An exact copy of every record below is needed, with the pictures left out.
═══ DATA EXCERPTS ═══
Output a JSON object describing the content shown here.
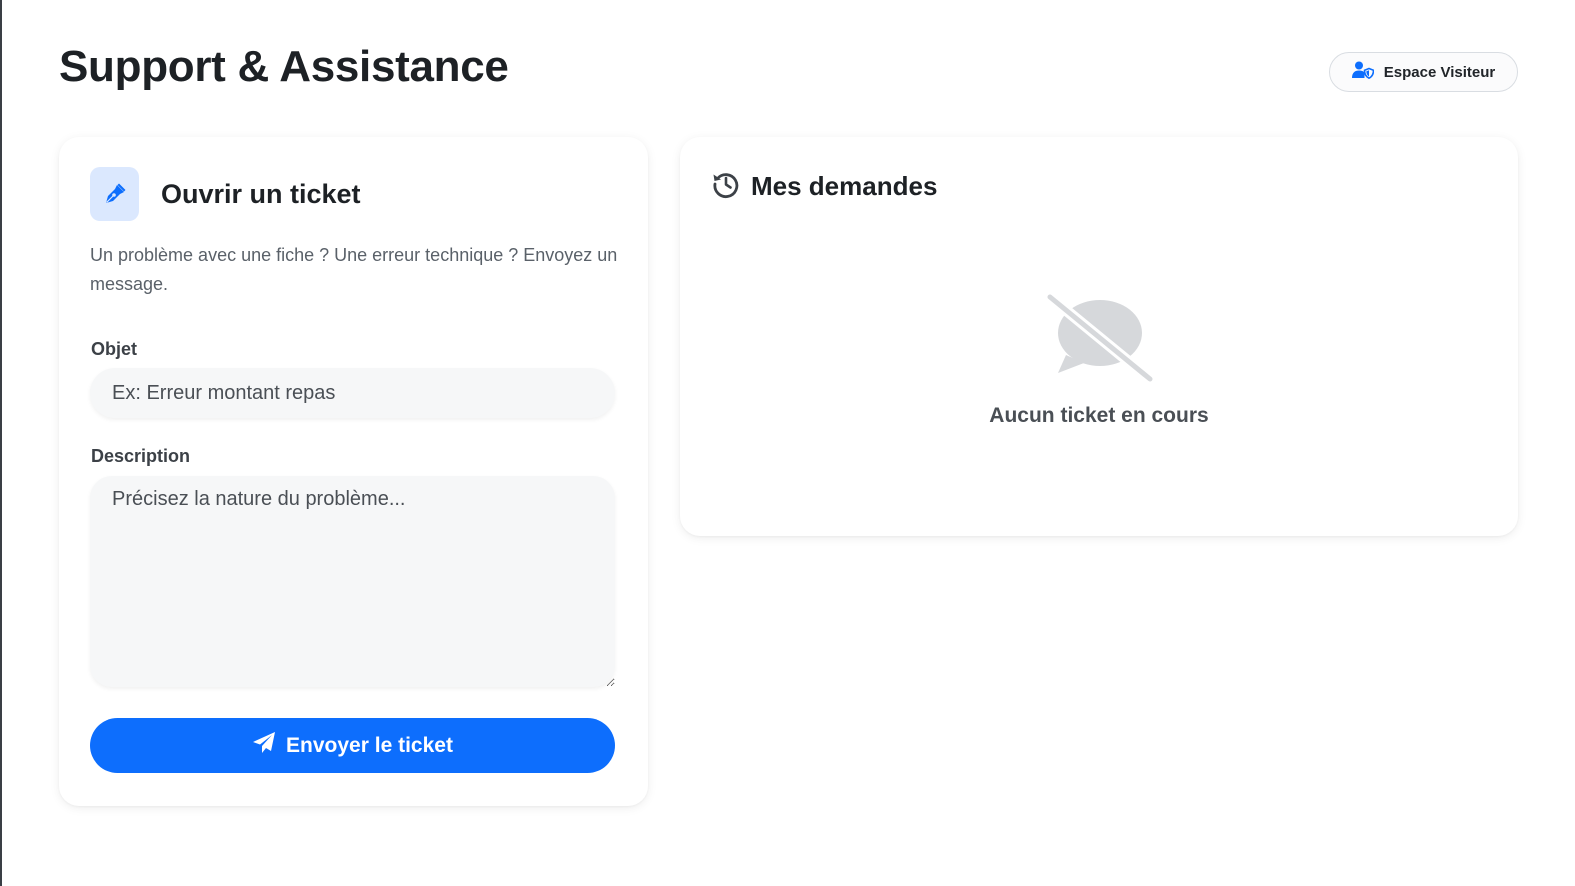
{
  "header": {
    "title": "Support & Assistance",
    "visitor_button": "Espace Visiteur"
  },
  "form": {
    "title": "Ouvrir un ticket",
    "description": "Un problème avec une fiche ? Une erreur technique ? Envoyez un message.",
    "subject_label": "Objet",
    "subject_placeholder": "Ex: Erreur montant repas",
    "subject_value": "",
    "description_label": "Description",
    "description_placeholder": "Précisez la nature du problème...",
    "description_value": "",
    "submit_label": "Envoyer le ticket"
  },
  "requests": {
    "title": "Mes demandes",
    "empty_text": "Aucun ticket en cours"
  },
  "colors": {
    "accent": "#0d6efd",
    "icon_bg": "#dbe8fe",
    "empty_icon": "#d6d8db"
  },
  "icons": {
    "visitor": "user-shield-icon",
    "form": "pen-nib-icon",
    "submit": "paper-plane-icon",
    "history": "history-icon",
    "empty": "comment-slash-icon"
  }
}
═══
:: REPLY TO THE EXERCISE ::
Output a JSON object describing the content shown here.
{
  "header": {
    "title": "Support & Assistance",
    "visitor_button": "Espace Visiteur"
  },
  "form": {
    "title": "Ouvrir un ticket",
    "description": "Un problème avec une fiche ? Une erreur technique ? Envoyez un message.",
    "subject_label": "Objet",
    "subject_placeholder": "Ex: Erreur montant repas",
    "subject_value": "",
    "description_label": "Description",
    "description_placeholder": "Précisez la nature du problème...",
    "description_value": "",
    "submit_label": "Envoyer le ticket"
  },
  "requests": {
    "title": "Mes demandes",
    "empty_text": "Aucun ticket en cours"
  },
  "colors": {
    "accent": "#0d6efd",
    "icon_bg": "#dbe8fe",
    "empty_icon": "#d6d8db"
  },
  "icons": {
    "visitor": "user-shield-icon",
    "form": "pen-nib-icon",
    "submit": "paper-plane-icon",
    "history": "history-icon",
    "empty": "comment-slash-icon"
  }
}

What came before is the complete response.